The Stream: Could you share about some of your successes bringing these money masters to justice?
Darshan-Leitner: The most recent one is the Boeing case where we put a lien on the deal that Iran signed with Boeing to purchase 80 aircraft for $17 billion dollars. We filed the case in Chicago where Boeing has its headquarters. We said, We have a judgment against Iran. We are entitled to the Iranian money or to the aircraft.The court asked the position of the U.S. government. In a rare move, they let us continue with our proceedings. This in itself is a big victory.
Recently, we won a judgment against the PLO and PA for $650 million dollars.
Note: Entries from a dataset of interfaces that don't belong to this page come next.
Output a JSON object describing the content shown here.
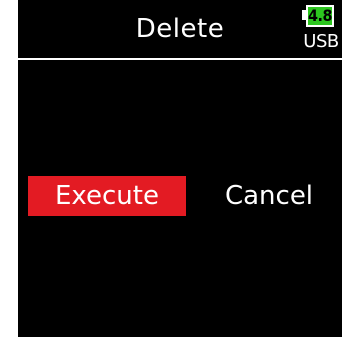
{
  "header": {
    "title": "Delete"
  },
  "status": {
    "battery_level": "4.8",
    "power_source": "USB",
    "battery_color": "#2cc61f"
  },
  "dialog": {
    "options": [
      {
        "label": "Execute",
        "selected": true
      },
      {
        "label": "Cancel",
        "selected": false
      }
    ],
    "selected_color": "#e31b23"
  }
}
That initial ruling was overturned and it’s now awaiting cert at the U.S. Supreme Court. We filed the lawsuit based on the Anti-Terrorism Act. The PA filed an appeal stating that they cannot be sued in the United States. We’ll see what happens. But the mere fact that we won a $650 million in a jury trial against the PLO and PA for aiding and abetting terrorism was a huge success.
In the Jewish Torah, we have the expression, Do not stand idly by while your brother’s blood is shed. We decided that we could not stand idly while innocent lives were being taken.
We have judgments and cases against banks that provided financial services to terrorist organizations. The banks have already learned their lesson. They know there are consequences to providing any sort of financial services to anyone who is engaged in terrorism.
The Stream: Why should Americans care about these court cases?
Darshan-Leitner: Terrorism is a global problem. Following the recent attack in Manhattan and 9/11, New York seems to hate terrorists the most. People are vigilant and watching carefully. They understand terrorism might affect them as well. America is a country that would hate to have another terror attack after the events in Orlando, Las Vegas and San Bernardino.
In the Boeing case, the plaintiffs are American citizens whose daughters were injured and killed. It shows that any American citizen anywhere in the world might get hit. People in the U.S. should be following this case. We try to make it easy with the e-mail updates we send out.
Driven by Faith and Justice
The Stream: How does your faith inform the work you do to seek justice for vulnerable people?
Darshan-Leitner: In the Jewish Torah, we have the expression, Do not stand idly by while your brother’s blood is shed. We decided that we could not stand idly while innocent lives were being taken. We had to join the fight and do anything we can.
We have to make sure that we can live safely in Israel. We want our neighbors to be able to walk the streets safely. This is what drives us to do this work. We pay a price in our lives. It’s not easy work. The government of Israel cannot do this type of advocacy. They need private sector players in this arena, so this is where we stand.
The new book Harpoon by Nitsana Darshan-Leitner and Samuel Katz is now available online and in bookstores. Watch a recent CBN interview with Nitsana Darshan-Leitner: